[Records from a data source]
***

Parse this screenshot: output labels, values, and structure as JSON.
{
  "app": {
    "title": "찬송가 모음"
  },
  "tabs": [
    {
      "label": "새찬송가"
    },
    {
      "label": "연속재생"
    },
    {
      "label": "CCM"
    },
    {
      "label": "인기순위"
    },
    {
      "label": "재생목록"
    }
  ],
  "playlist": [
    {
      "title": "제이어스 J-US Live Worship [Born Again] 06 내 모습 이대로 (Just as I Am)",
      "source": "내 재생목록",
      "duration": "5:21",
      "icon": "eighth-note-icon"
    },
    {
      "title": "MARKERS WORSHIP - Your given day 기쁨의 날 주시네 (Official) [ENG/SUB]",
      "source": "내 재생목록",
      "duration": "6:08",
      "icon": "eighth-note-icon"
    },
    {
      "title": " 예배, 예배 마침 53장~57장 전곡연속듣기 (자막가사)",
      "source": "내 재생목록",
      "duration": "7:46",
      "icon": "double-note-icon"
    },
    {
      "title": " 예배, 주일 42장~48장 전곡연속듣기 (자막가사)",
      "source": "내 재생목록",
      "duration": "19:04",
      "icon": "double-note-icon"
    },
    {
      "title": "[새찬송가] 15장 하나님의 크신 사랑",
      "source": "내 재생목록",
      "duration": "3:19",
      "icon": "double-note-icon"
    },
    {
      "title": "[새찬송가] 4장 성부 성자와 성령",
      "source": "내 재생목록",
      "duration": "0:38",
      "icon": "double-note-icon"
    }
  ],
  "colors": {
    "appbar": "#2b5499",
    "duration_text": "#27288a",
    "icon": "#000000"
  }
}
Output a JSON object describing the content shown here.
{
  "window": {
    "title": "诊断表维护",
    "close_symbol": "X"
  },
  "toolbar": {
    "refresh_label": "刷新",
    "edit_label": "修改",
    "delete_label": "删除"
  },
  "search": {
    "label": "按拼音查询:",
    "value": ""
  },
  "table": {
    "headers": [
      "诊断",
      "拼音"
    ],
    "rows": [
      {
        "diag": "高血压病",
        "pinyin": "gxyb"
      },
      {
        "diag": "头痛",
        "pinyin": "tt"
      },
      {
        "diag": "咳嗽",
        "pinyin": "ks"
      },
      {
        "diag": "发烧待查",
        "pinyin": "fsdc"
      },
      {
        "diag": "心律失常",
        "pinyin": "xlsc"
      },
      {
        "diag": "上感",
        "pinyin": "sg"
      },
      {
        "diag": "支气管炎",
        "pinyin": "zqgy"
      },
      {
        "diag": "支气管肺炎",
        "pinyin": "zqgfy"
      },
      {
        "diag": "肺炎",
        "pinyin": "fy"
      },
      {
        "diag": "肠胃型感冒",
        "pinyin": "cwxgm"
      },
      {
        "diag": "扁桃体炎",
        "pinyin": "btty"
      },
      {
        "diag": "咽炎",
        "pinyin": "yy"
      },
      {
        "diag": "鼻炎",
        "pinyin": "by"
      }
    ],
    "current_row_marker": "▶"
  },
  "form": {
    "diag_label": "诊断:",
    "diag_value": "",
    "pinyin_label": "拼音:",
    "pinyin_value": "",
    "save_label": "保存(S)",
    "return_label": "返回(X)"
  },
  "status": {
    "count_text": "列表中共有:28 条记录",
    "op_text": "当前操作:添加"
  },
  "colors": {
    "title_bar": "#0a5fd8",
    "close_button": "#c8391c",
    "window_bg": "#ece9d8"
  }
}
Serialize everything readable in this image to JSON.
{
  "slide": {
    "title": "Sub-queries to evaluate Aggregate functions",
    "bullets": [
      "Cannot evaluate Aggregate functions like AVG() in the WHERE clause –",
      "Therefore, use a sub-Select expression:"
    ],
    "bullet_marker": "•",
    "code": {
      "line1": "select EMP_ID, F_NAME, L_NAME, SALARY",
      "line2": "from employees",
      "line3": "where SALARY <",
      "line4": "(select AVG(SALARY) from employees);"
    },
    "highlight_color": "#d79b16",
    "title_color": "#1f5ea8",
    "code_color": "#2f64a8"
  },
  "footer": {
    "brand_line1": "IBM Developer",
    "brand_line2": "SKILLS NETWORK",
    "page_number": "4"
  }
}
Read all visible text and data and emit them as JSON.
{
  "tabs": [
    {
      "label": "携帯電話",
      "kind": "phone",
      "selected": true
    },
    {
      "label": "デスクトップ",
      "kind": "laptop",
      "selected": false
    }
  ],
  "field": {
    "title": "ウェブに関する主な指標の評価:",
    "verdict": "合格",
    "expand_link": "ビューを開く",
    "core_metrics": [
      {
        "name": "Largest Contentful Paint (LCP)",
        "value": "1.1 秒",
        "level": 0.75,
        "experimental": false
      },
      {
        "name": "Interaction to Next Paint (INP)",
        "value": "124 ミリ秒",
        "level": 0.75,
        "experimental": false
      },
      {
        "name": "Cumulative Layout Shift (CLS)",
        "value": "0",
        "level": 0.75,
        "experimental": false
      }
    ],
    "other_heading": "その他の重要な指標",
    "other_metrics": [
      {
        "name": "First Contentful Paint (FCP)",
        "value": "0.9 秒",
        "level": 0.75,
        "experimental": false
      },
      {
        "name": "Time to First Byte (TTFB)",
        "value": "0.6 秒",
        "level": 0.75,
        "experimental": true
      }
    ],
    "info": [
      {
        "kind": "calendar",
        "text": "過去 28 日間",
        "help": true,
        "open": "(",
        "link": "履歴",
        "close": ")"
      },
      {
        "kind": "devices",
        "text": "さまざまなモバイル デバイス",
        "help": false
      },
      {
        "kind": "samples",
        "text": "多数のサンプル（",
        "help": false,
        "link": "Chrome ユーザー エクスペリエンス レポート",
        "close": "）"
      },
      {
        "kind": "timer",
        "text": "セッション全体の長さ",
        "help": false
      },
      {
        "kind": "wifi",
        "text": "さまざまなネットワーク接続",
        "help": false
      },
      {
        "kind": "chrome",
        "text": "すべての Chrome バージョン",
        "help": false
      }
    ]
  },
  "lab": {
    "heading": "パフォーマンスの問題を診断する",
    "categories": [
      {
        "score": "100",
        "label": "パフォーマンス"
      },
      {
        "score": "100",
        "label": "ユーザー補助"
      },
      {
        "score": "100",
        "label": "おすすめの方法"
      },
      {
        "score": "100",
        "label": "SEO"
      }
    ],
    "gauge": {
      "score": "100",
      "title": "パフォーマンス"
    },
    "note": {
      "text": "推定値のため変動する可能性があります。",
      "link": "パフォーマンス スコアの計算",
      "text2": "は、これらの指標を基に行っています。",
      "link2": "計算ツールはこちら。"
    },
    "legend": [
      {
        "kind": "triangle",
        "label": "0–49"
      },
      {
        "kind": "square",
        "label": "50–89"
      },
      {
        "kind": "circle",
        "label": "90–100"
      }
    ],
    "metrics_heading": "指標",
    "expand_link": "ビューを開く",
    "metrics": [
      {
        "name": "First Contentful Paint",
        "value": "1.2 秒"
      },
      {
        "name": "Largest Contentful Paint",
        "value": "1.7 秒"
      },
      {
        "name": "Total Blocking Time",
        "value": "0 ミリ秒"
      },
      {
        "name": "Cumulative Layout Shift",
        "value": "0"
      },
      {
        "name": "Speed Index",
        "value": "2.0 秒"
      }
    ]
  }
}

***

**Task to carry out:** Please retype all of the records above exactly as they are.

**Answer to this task:**
Parse this screenshot: output labels, values, and structure as JSON.
{
  "app": {
    "title": "찬송가 모음"
  },
  "tabs": [
    {
      "label": "새찬송가"
    },
    {
      "label": "연속재생"
    },
    {
      "label": "CCM"
    },
    {
      "label": "인기순위"
    },
    {
      "label": "재생목록"
    }
  ],
  "playlist": [
    {
      "title": "제이어스 J-US Live Worship [Born Again] 06 내 모습 이대로 (Just as I Am)",
      "source": "내 재생목록",
      "duration": "5:21",
      "icon": "eighth-note-icon"
    },
    {
      "title": "MARKERS WORSHIP - Your given day 기쁨의 날 주시네 (Official) [ENG/SUB]",
      "source": "내 재생목록",
      "duration": "6:08",
      "icon": "eighth-note-icon"
    },
    {
      "title": " 예배, 예배 마침 53장~57장 전곡연속듣기 (자막가사)",
      "source": "내 재생목록",
      "duration": "7:46",
      "icon": "double-note-icon"
    },
    {
      "title": " 예배, 주일 42장~48장 전곡연속듣기 (자막가사)",
      "source": "내 재생목록",
      "duration": "19:04",
      "icon": "double-note-icon"
    },
    {
      "title": "[새찬송가] 15장 하나님의 크신 사랑",
      "source": "내 재생목록",
      "duration": "3:19",
      "icon": "double-note-icon"
    },
    {
      "title": "[새찬송가] 4장 성부 성자와 성령",
      "source": "내 재생목록",
      "duration": "0:38",
      "icon": "double-note-icon"
    }
  ],
  "colors": {
    "appbar": "#2b5499",
    "duration_text": "#27288a",
    "icon": "#000000"
  }
}
Output a JSON object describing the content shown here.
{
  "window": {
    "title": "诊断表维护",
    "close_symbol": "X"
  },
  "toolbar": {
    "refresh_label": "刷新",
    "edit_label": "修改",
    "delete_label": "删除"
  },
  "search": {
    "label": "按拼音查询:",
    "value": ""
  },
  "table": {
    "headers": [
      "诊断",
      "拼音"
    ],
    "rows": [
      {
        "diag": "高血压病",
        "pinyin": "gxyb"
      },
      {
        "diag": "头痛",
        "pinyin": "tt"
      },
      {
        "diag": "咳嗽",
        "pinyin": "ks"
      },
      {
        "diag": "发烧待查",
        "pinyin": "fsdc"
      },
      {
        "diag": "心律失常",
        "pinyin": "xlsc"
      },
      {
        "diag": "上感",
        "pinyin": "sg"
      },
      {
        "diag": "支气管炎",
        "pinyin": "zqgy"
      },
      {
        "diag": "支气管肺炎",
        "pinyin": "zqgfy"
      },
      {
        "diag": "肺炎",
        "pinyin": "fy"
      },
      {
        "diag": "肠胃型感冒",
        "pinyin": "cwxgm"
      },
      {
        "diag": "扁桃体炎",
        "pinyin": "btty"
      },
      {
        "diag": "咽炎",
        "pinyin": "yy"
      },
      {
        "diag": "鼻炎",
        "pinyin": "by"
      }
    ],
    "current_row_marker": "▶"
  },
  "form": {
    "diag_label": "诊断:",
    "diag_value": "",
    "pinyin_label": "拼音:",
    "pinyin_value": "",
    "save_label": "保存(S)",
    "return_label": "返回(X)"
  },
  "status": {
    "count_text": "列表中共有:28 条记录",
    "op_text": "当前操作:添加"
  },
  "colors": {
    "title_bar": "#0a5fd8",
    "close_button": "#c8391c",
    "window_bg": "#ece9d8"
  }
}
Serialize everything readable in this image to JSON.
{
  "slide": {
    "title": "Sub-queries to evaluate Aggregate functions",
    "bullets": [
      "Cannot evaluate Aggregate functions like AVG() in the WHERE clause –",
      "Therefore, use a sub-Select expression:"
    ],
    "bullet_marker": "•",
    "code": {
      "line1": "select EMP_ID, F_NAME, L_NAME, SALARY",
      "line2": "from employees",
      "line3": "where SALARY <",
      "line4": "(select AVG(SALARY) from employees);"
    },
    "highlight_color": "#d79b16",
    "title_color": "#1f5ea8",
    "code_color": "#2f64a8"
  },
  "footer": {
    "brand_line1": "IBM Developer",
    "brand_line2": "SKILLS NETWORK",
    "page_number": "4"
  }
}
Read all visible text and data and emit them as JSON.
{
  "tabs": [
    {
      "label": "携帯電話",
      "kind": "phone",
      "selected": true
    },
    {
      "label": "デスクトップ",
      "kind": "laptop",
      "selected": false
    }
  ],
  "field": {
    "title": "ウェブに関する主な指標の評価:",
    "verdict": "合格",
    "expand_link": "ビューを開く",
    "core_metrics": [
      {
        "name": "Largest Contentful Paint (LCP)",
        "value": "1.1 秒",
        "level": 0.75,
        "experimental": false
      },
      {
        "name": "Interaction to Next Paint (INP)",
        "value": "124 ミリ秒",
        "level": 0.75,
        "experimental": false
      },
      {
        "name": "Cumulative Layout Shift (CLS)",
        "value": "0",
        "level": 0.75,
        "experimental": false
      }
    ],
    "other_heading": "その他の重要な指標",
    "other_metrics": [
      {
        "name": "First Contentful Paint (FCP)",
        "value": "0.9 秒",
        "level": 0.75,
        "experimental": false
      },
      {
        "name": "Time to First Byte (TTFB)",
        "value": "0.6 秒",
        "level": 0.75,
        "experimental": true
      }
    ],
    "info": [
      {
        "kind": "calendar",
        "text": "過去 28 日間",
        "help": true,
        "open": "(",
        "link": "履歴",
        "close": ")"
      },
      {
        "kind": "devices",
        "text": "さまざまなモバイル デバイス",
        "help": false
      },
      {
        "kind": "samples",
        "text": "多数のサンプル（",
        "help": false,
        "link": "Chrome ユーザー エクスペリエンス レポート",
        "close": "）"
      },
      {
        "kind": "timer",
        "text": "セッション全体の長さ",
        "help": false
      },
      {
        "kind": "wifi",
        "text": "さまざまなネットワーク接続",
        "help": false
      },
      {
        "kind": "chrome",
        "text": "すべての Chrome バージョン",
        "help": false
      }
    ]
  },
  "lab": {
    "heading": "パフォーマンスの問題を診断する",
    "categories": [
      {
        "score": "100",
        "label": "パフォーマンス"
      },
      {
        "score": "100",
        "label": "ユーザー補助"
      },
      {
        "score": "100",
        "label": "おすすめの方法"
      },
      {
        "score": "100",
        "label": "SEO"
      }
    ],
    "gauge": {
      "score": "100",
      "title": "パフォーマンス"
    },
    "note": {
      "text": "推定値のため変動する可能性があります。",
      "link": "パフォーマンス スコアの計算",
      "text2": "は、これらの指標を基に行っています。",
      "link2": "計算ツールはこちら。"
    },
    "legend": [
      {
        "kind": "triangle",
        "label": "0–49"
      },
      {
        "kind": "square",
        "label": "50–89"
      },
      {
        "kind": "circle",
        "label": "90–100"
      }
    ],
    "metrics_heading": "指標",
    "expand_link": "ビューを開く",
    "metrics": [
      {
        "name": "First Contentful Paint",
        "value": "1.2 秒"
      },
      {
        "name": "Largest Contentful Paint",
        "value": "1.7 秒"
      },
      {
        "name": "Total Blocking Time",
        "value": "0 ミリ秒"
      },
      {
        "name": "Cumulative Layout Shift",
        "value": "0"
      },
      {
        "name": "Speed Index",
        "value": "2.0 秒"
      }
    ]
  }
}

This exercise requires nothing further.